Eager to take off, the Golden Eagle flaps her imposing wings of about two meter wingspan as she spots another bird which appears only as a tiny speck in the sky to the humans limited-sight. But her attempts are futile as the rigid ties keep her firmly to the ground. She has to bear a heavy lot for a good cause and will most probably stay for ever on the grounds of Loch Lomond Bird Of Prey Centre.
I’ve a lump in my throat as always when admiring wildlife in captivity. Is it worth for a proud eagle to live if it’s not free to fly? Not only, but primarily raptors which impose the feel of freedom in me when I’m observing them circling high up in the sky, make me feel uncomfortable having lost their own freedom for human’s sake.
Humans gave this eagle the name Orla (Celtic for gold). Despite the ties, she still tries to take off falling over repeatedly in a heartbreaking way. The keeper comes over to put her back in her cage as he sees her vain attempts to take off and probably also the spectators pity. He knows her and she knows him well. She calms down immediately as she doesn’t have sight of the sky anymore.
Can the value of education justify captivity of birds of prey (and any other wild animal)?
We humans have reduced the habitat of the Golden Eagle and our wildlife in general at an alarming rate. Vast expanses of forests have gone to be able to produce food for us. Chemicals have been used to allow efficient production which poisoned birds on large scale. There is not much hope to see a Golden Eagle fly over the top of our heads in the wild anymore. To see it in captivity can at least have the advantage to raise awareness to save the last of the about 400 specimens, which may still be roaming the skies above Scotland.
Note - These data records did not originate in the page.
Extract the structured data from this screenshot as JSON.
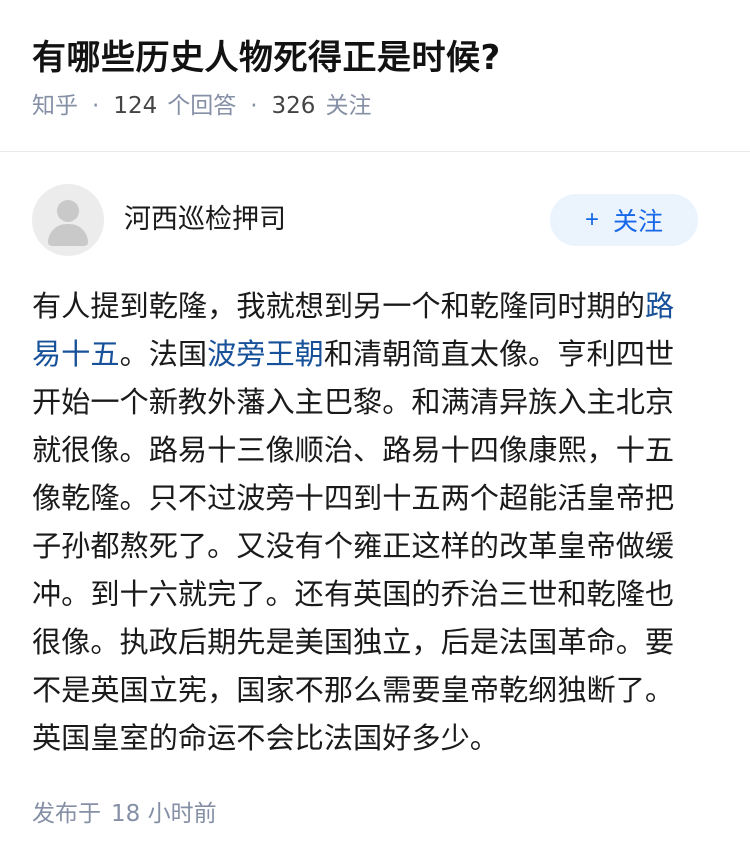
{
  "question": {
    "title": "有哪些历史人物死得正是时候?",
    "source": "知乎",
    "answer_count": "124",
    "answer_label": "个回答",
    "follow_count": "326",
    "follow_label": "关注"
  },
  "author": {
    "name": "河西巡检押司",
    "follow_button_plus": "+",
    "follow_button_label": "关注"
  },
  "answer": {
    "seg1": "有人提到乾隆，我就想到另一个和乾隆同时期的",
    "link1": "路易十五",
    "seg2": "。法国",
    "link2": "波旁王朝",
    "seg3": "和清朝简直太像。亨利四世开始一个新教外藩入主巴黎。和满清异族入主北京就很像。路易十三像顺治、路易十四像康熙，十五像乾隆。只不过波旁十四到十五两个超能活皇帝把子孙都熬死了。又没有个雍正这样的改革皇帝做缓冲。到十六就完了。还有英国的乔治三世和乾隆也很像。执政后期先是美国独立，后是法国革命。要不是英国立宪，国家不那么需要皇帝乾纲独断了。英国皇室的命运不会比法国好多少。"
  },
  "footer": {
    "published_label": "发布于",
    "published_time": "18 小时前"
  },
  "colors": {
    "link": "#175199",
    "follow_button_bg": "#ebf3fd",
    "follow_button_text": "#1768e8",
    "meta_text": "#8590a6"
  }
}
Breeding endangered species might vindicate the captivity of raptors, isn’t it?
Surely it would be a good thing to breed endangered raptors like the Golden Eagles and to reintroduce them to their natural habitat if possible. Their are only very few zoo’s in England which are actually involved in co-ordinated breeding programs and surely to keep one single Golden Eagle like Orla isn’t doing any good for breeding reasons.
Anyway, over 80% of the individual birds in zoos are not of threatened species. (Source: Last in the pecking order – Captive birds in English zoos).
What about exercise? Raptor shows are surely an impressive way to see the birds fly and they get a change of their boring existence as a caged bird.
What do you think of Birds of Prey Centers and Raptor Shows or Zoo’s in general?
Previously posted on Grey World Nomads’ Blog